EXERCISE
Each entry that follows should be given again word for word; please leave out its pictures.

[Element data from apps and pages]
--- START ---
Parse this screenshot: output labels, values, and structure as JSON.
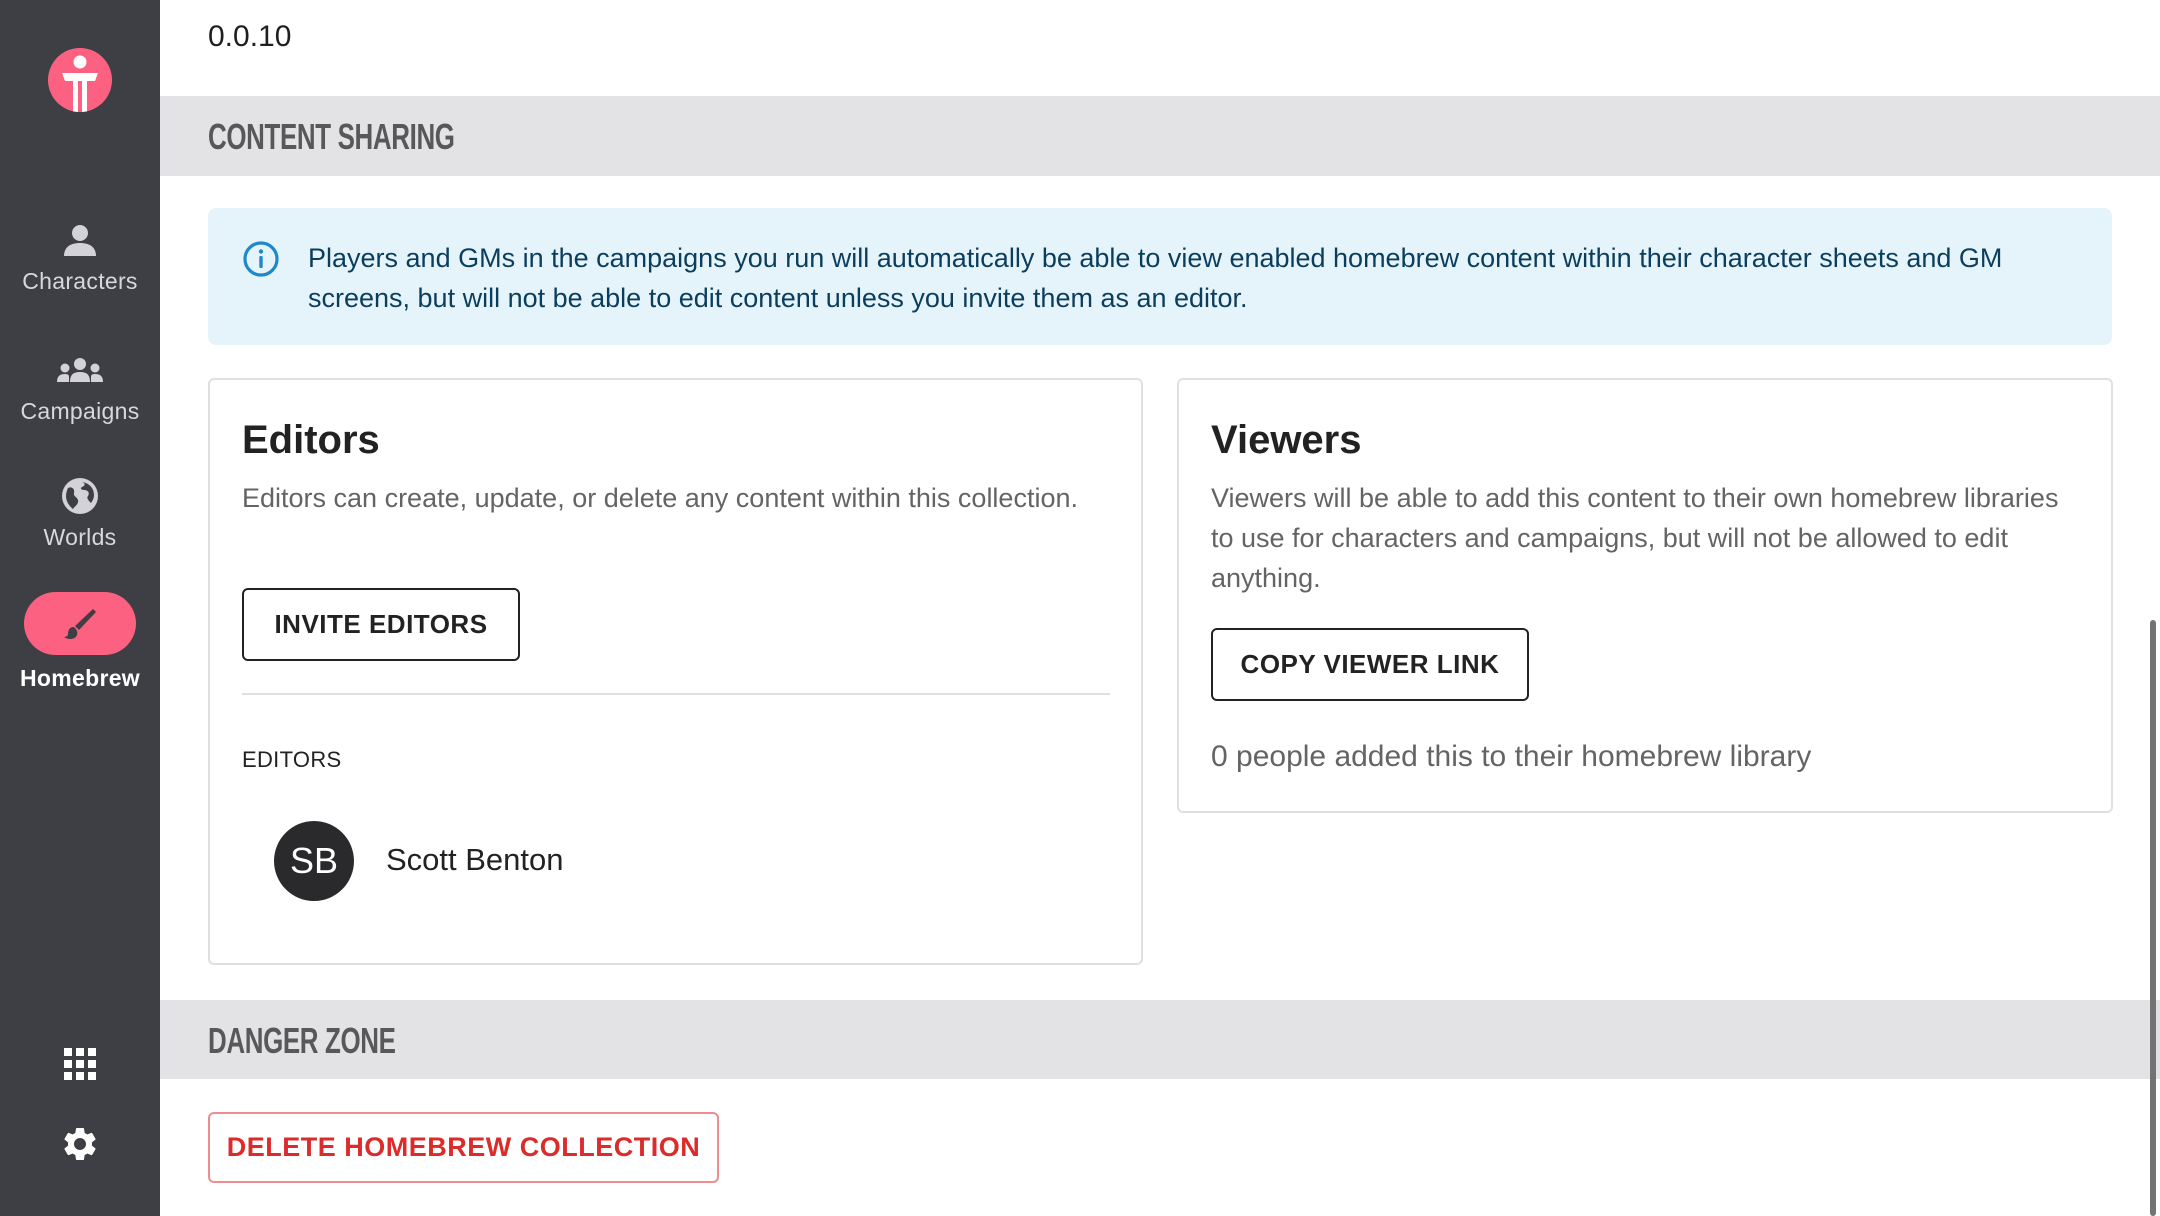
{
  "sidebar": {
    "logo": "app-logo",
    "items": [
      {
        "label": "Characters",
        "icon": "person-icon",
        "active": false
      },
      {
        "label": "Campaigns",
        "icon": "group-icon",
        "active": false
      },
      {
        "label": "Worlds",
        "icon": "globe-icon",
        "active": false
      },
      {
        "label": "Homebrew",
        "icon": "brush-icon",
        "active": true
      }
    ],
    "bottom": [
      {
        "icon": "apps-grid-icon"
      },
      {
        "icon": "gear-icon"
      }
    ]
  },
  "main": {
    "version": "0.0.10",
    "content_sharing": {
      "title": "CONTENT SHARING",
      "banner_text": "Players and GMs in the campaigns you run will automatically be able to view enabled homebrew content within their character sheets and GM screens, but will not be able to edit content unless you invite them as an editor.",
      "editors": {
        "title": "Editors",
        "description": "Editors can create, update, or delete any content within this collection.",
        "invite_button": "INVITE EDITORS",
        "list_label": "EDITORS",
        "list": [
          {
            "initials": "SB",
            "name": "Scott Benton"
          }
        ]
      },
      "viewers": {
        "title": "Viewers",
        "description": "Viewers will be able to add this content to their own homebrew libraries to use for characters and campaigns, but will not be allowed to edit anything.",
        "copy_button": "COPY VIEWER LINK",
        "count_text": "0 people added this to their homebrew library"
      }
    },
    "danger_zone": {
      "title": "DANGER ZONE",
      "delete_button": "DELETE HOMEBREW COLLECTION"
    }
  },
  "colors": {
    "sidebar_bg": "#3e3f45",
    "brand_accent": "#fd6181",
    "banner_bg": "#e5f4fb",
    "info_blue": "#1e88c8",
    "danger_red": "#dc2b2b",
    "section_band": "#e3e3e6"
  }
}
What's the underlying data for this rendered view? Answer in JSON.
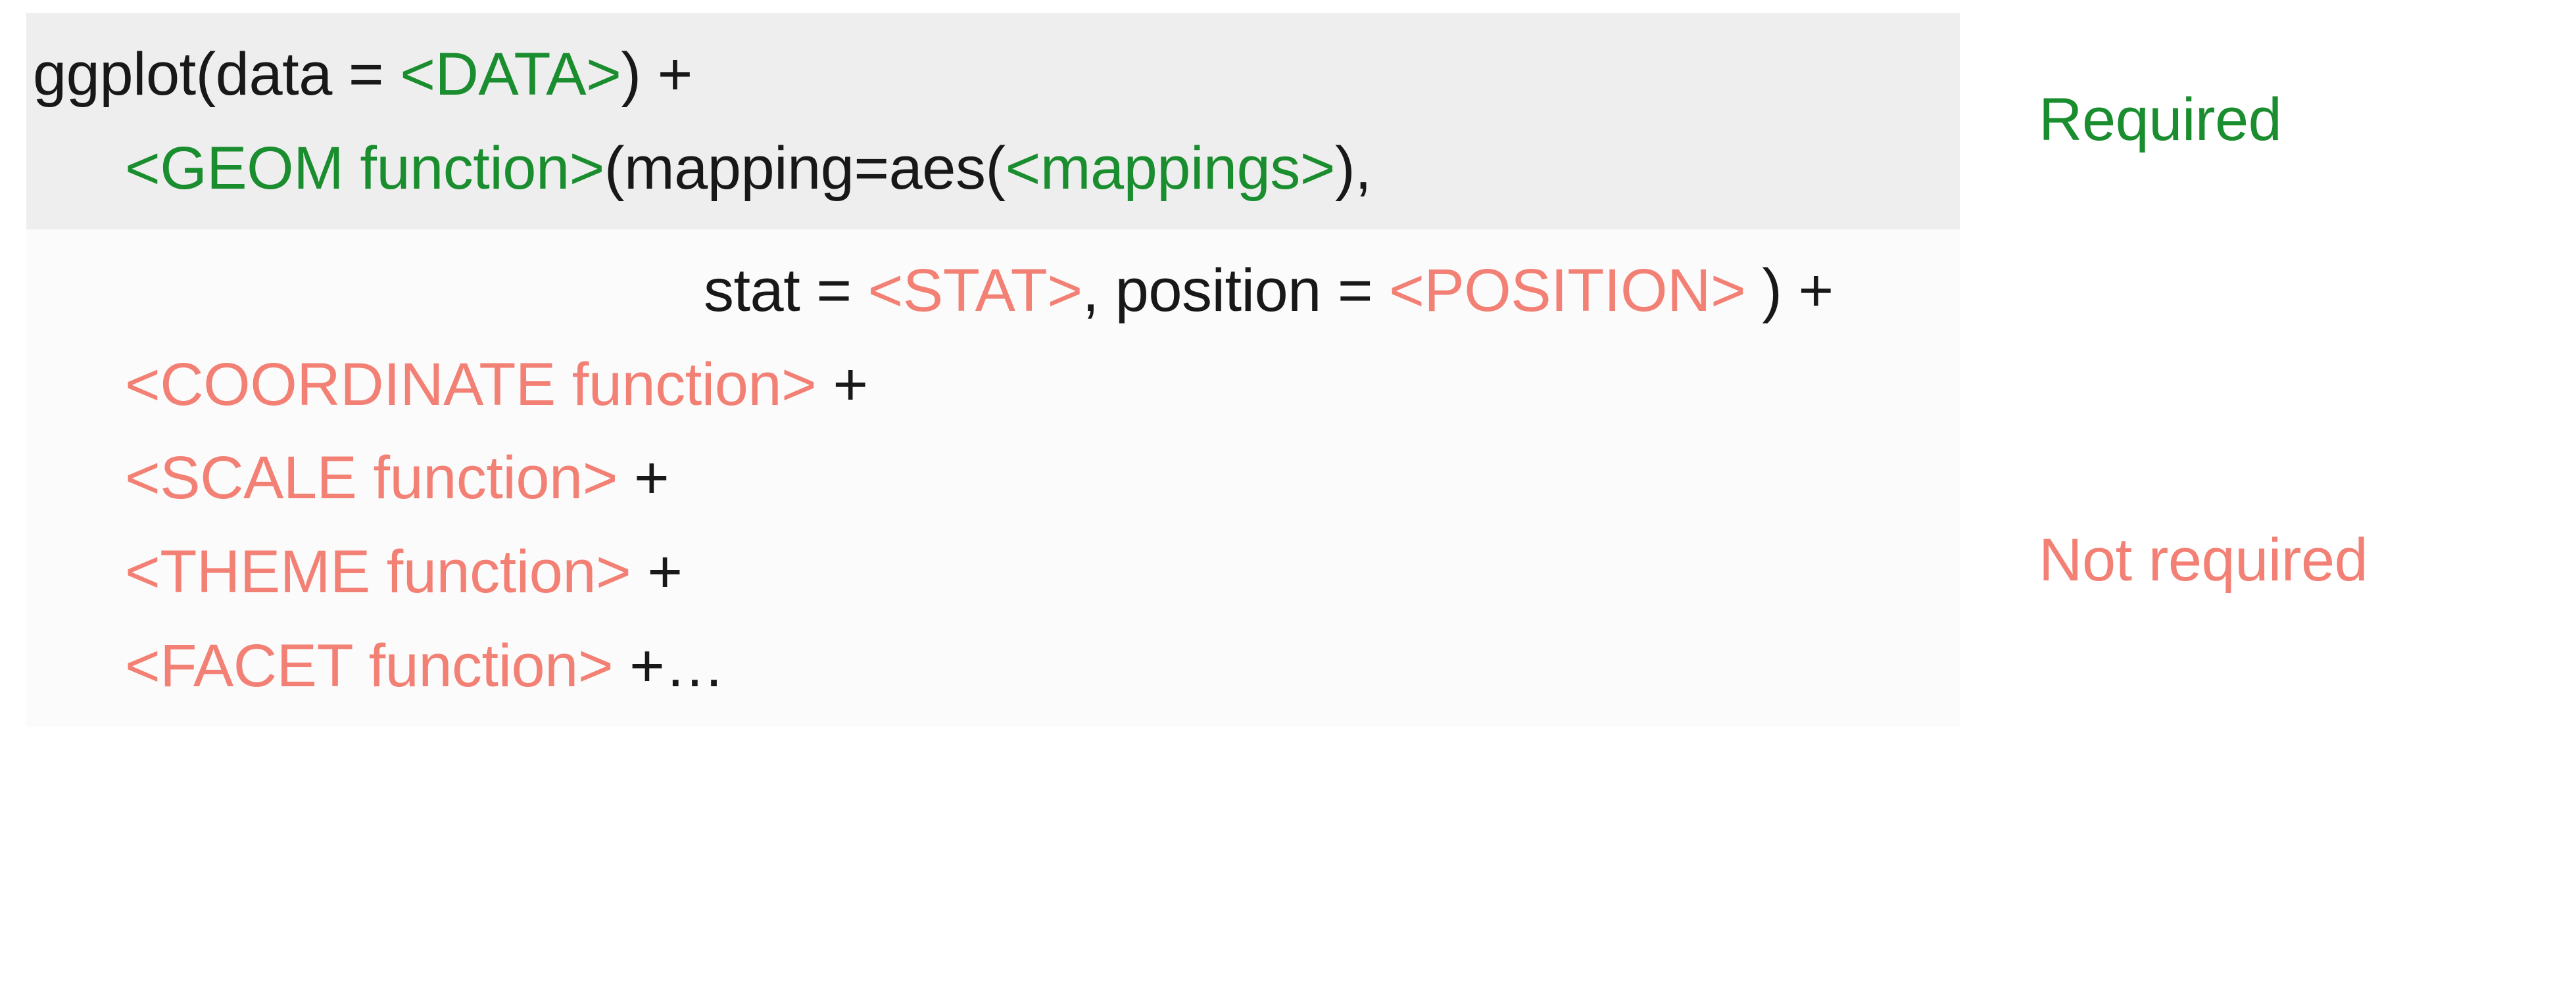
{
  "code": {
    "line1_a": "ggplot(data = ",
    "line1_b": "<DATA>",
    "line1_c": ") +",
    "line2_a": "<GEOM function>",
    "line2_b": "(mapping=aes(",
    "line2_c": "<mappings>",
    "line2_d": "),",
    "line3_a": "stat = ",
    "line3_b": "<STAT>",
    "line3_c": ", position = ",
    "line3_d": "<POSITION>",
    "line3_e": " ) +",
    "line4_a": "<COORDINATE function>",
    "line4_b": " +",
    "line5_a": "<SCALE function>",
    "line5_b": " +",
    "line6_a": "<THEME function>",
    "line6_b": " +",
    "line7_a": "<FACET function>",
    "line7_b": " +…"
  },
  "labels": {
    "required": "Required",
    "not_required": "Not required"
  }
}
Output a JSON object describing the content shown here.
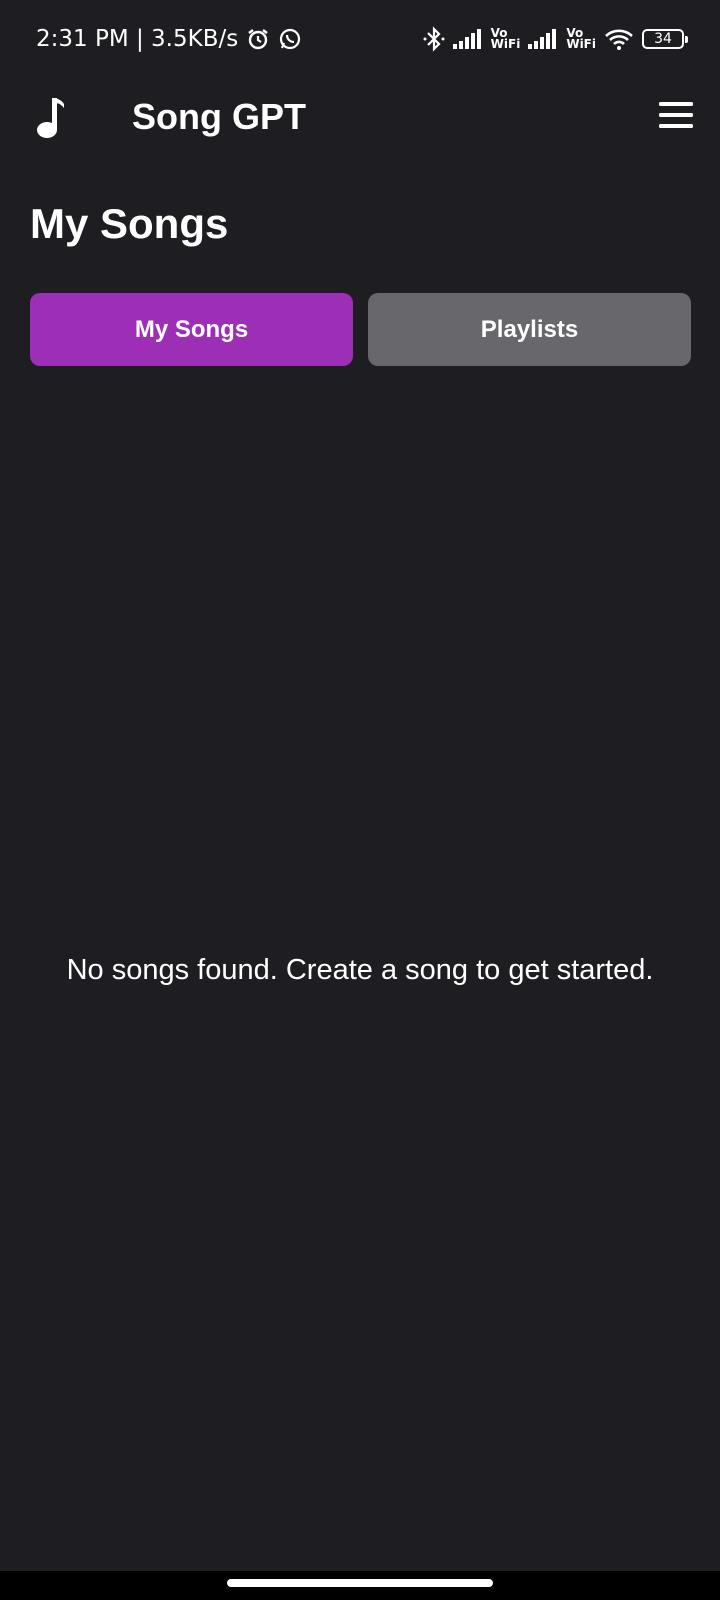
{
  "status_bar": {
    "time": "2:31 PM | 3.5KB/s",
    "vowifi_top": "Vo",
    "vowifi_bottom": "WiFi",
    "battery": "34",
    "icons": [
      "alarm-icon",
      "whatsapp-icon",
      "bluetooth-icon",
      "signal-icon",
      "vowifi-icon",
      "signal-icon",
      "vowifi-icon",
      "wifi-icon",
      "battery-icon"
    ]
  },
  "app_bar": {
    "title": "Song GPT",
    "logo_icon": "music-note-icon",
    "menu_icon": "hamburger-menu-icon"
  },
  "page": {
    "title": "My Songs"
  },
  "tabs": [
    {
      "label": "My Songs",
      "active": true
    },
    {
      "label": "Playlists",
      "active": false
    }
  ],
  "empty_state": {
    "message": "No songs found. Create a song to get started."
  },
  "colors": {
    "background": "#1e1d22",
    "tab_active": "#9c2fb5",
    "tab_inactive": "#68686c",
    "text": "#ffffff"
  }
}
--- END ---
RESPONSE
Parse this screenshot: output labels, values, and structure as JSON.
{
  "sidebar": {
    "logo": "app-logo",
    "items": [
      {
        "label": "Characters",
        "icon": "person-icon",
        "active": false
      },
      {
        "label": "Campaigns",
        "icon": "group-icon",
        "active": false
      },
      {
        "label": "Worlds",
        "icon": "globe-icon",
        "active": false
      },
      {
        "label": "Homebrew",
        "icon": "brush-icon",
        "active": true
      }
    ],
    "bottom": [
      {
        "icon": "apps-grid-icon"
      },
      {
        "icon": "gear-icon"
      }
    ]
  },
  "main": {
    "version": "0.0.10",
    "content_sharing": {
      "title": "CONTENT SHARING",
      "banner_text": "Players and GMs in the campaigns you run will automatically be able to view enabled homebrew content within their character sheets and GM screens, but will not be able to edit content unless you invite them as an editor.",
      "editors": {
        "title": "Editors",
        "description": "Editors can create, update, or delete any content within this collection.",
        "invite_button": "INVITE EDITORS",
        "list_label": "EDITORS",
        "list": [
          {
            "initials": "SB",
            "name": "Scott Benton"
          }
        ]
      },
      "viewers": {
        "title": "Viewers",
        "description": "Viewers will be able to add this content to their own homebrew libraries to use for characters and campaigns, but will not be allowed to edit anything.",
        "copy_button": "COPY VIEWER LINK",
        "count_text": "0 people added this to their homebrew library"
      }
    },
    "danger_zone": {
      "title": "DANGER ZONE",
      "delete_button": "DELETE HOMEBREW COLLECTION"
    }
  },
  "colors": {
    "sidebar_bg": "#3e3f45",
    "brand_accent": "#fd6181",
    "banner_bg": "#e5f4fb",
    "info_blue": "#1e88c8",
    "danger_red": "#dc2b2b",
    "section_band": "#e3e3e6"
  }
}
What's the underlying data for this rendered view? Answer in JSON.
{
  "code": {
    "line1_a": "ggplot(data = ",
    "line1_b": "<DATA>",
    "line1_c": ") +",
    "line2_a": "<GEOM function>",
    "line2_b": "(mapping=aes(",
    "line2_c": "<mappings>",
    "line2_d": "),",
    "line3_a": "stat = ",
    "line3_b": "<STAT>",
    "line3_c": ", position = ",
    "line3_d": "<POSITION>",
    "line3_e": " ) +",
    "line4_a": "<COORDINATE function>",
    "line4_b": " +",
    "line5_a": "<SCALE function>",
    "line5_b": " +",
    "line6_a": "<THEME function>",
    "line6_b": " +",
    "line7_a": "<FACET function>",
    "line7_b": " +…"
  },
  "labels": {
    "required": "Required",
    "not_required": "Not required"
  }
}
Output a JSON object describing the content shown here.
{
  "status_bar": {
    "time": "2:31 PM | 3.5KB/s",
    "vowifi_top": "Vo",
    "vowifi_bottom": "WiFi",
    "battery": "34",
    "icons": [
      "alarm-icon",
      "whatsapp-icon",
      "bluetooth-icon",
      "signal-icon",
      "vowifi-icon",
      "signal-icon",
      "vowifi-icon",
      "wifi-icon",
      "battery-icon"
    ]
  },
  "app_bar": {
    "title": "Song GPT",
    "logo_icon": "music-note-icon",
    "menu_icon": "hamburger-menu-icon"
  },
  "page": {
    "title": "My Songs"
  },
  "tabs": [
    {
      "label": "My Songs",
      "active": true
    },
    {
      "label": "Playlists",
      "active": false
    }
  ],
  "empty_state": {
    "message": "No songs found. Create a song to get started."
  },
  "colors": {
    "background": "#1e1d22",
    "tab_active": "#9c2fb5",
    "tab_inactive": "#68686c",
    "text": "#ffffff"
  }
}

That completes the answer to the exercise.